> [Assigned task]
Send back the entries below exactly as they appear.

══ Data shown ══

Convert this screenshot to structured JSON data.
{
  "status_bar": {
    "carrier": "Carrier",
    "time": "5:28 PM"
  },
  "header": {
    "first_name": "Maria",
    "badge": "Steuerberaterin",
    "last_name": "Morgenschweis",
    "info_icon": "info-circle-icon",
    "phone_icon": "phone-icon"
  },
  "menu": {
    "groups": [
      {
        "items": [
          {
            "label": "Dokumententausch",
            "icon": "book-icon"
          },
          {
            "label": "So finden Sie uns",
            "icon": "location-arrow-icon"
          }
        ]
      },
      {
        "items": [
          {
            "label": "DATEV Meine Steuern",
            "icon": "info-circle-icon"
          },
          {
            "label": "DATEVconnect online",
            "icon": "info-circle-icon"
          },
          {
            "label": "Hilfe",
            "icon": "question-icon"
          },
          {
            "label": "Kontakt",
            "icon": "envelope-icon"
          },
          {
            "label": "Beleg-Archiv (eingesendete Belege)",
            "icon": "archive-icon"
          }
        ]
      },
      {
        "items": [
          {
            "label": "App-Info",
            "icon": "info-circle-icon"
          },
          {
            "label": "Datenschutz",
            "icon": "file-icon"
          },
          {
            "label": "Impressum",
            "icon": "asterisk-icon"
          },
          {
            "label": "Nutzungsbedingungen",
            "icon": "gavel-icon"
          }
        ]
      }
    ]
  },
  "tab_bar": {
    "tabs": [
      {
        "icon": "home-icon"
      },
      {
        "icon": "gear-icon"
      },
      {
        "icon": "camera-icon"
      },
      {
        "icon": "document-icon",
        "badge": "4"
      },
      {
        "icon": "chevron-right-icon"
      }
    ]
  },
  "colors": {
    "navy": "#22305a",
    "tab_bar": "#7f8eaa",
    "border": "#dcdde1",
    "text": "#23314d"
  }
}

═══

> [Result for this exercise]
Convert this screenshot to structured JSON data.
{
  "status_bar": {
    "carrier": "Carrier",
    "time": "5:28 PM"
  },
  "header": {
    "first_name": "Maria",
    "badge": "Steuerberaterin",
    "last_name": "Morgenschweis",
    "info_icon": "info-circle-icon",
    "phone_icon": "phone-icon"
  },
  "menu": {
    "groups": [
      {
        "items": [
          {
            "label": "Dokumententausch",
            "icon": "book-icon"
          },
          {
            "label": "So finden Sie uns",
            "icon": "location-arrow-icon"
          }
        ]
      },
      {
        "items": [
          {
            "label": "DATEV Meine Steuern",
            "icon": "info-circle-icon"
          },
          {
            "label": "DATEVconnect online",
            "icon": "info-circle-icon"
          },
          {
            "label": "Hilfe",
            "icon": "question-icon"
          },
          {
            "label": "Kontakt",
            "icon": "envelope-icon"
          },
          {
            "label": "Beleg-Archiv (eingesendete Belege)",
            "icon": "archive-icon"
          }
        ]
      },
      {
        "items": [
          {
            "label": "App-Info",
            "icon": "info-circle-icon"
          },
          {
            "label": "Datenschutz",
            "icon": "file-icon"
          },
          {
            "label": "Impressum",
            "icon": "asterisk-icon"
          },
          {
            "label": "Nutzungsbedingungen",
            "icon": "gavel-icon"
          }
        ]
      }
    ]
  },
  "tab_bar": {
    "tabs": [
      {
        "icon": "home-icon"
      },
      {
        "icon": "gear-icon"
      },
      {
        "icon": "camera-icon"
      },
      {
        "icon": "document-icon",
        "badge": "4"
      },
      {
        "icon": "chevron-right-icon"
      }
    ]
  },
  "colors": {
    "navy": "#22305a",
    "tab_bar": "#7f8eaa",
    "border": "#dcdde1",
    "text": "#23314d"
  }
}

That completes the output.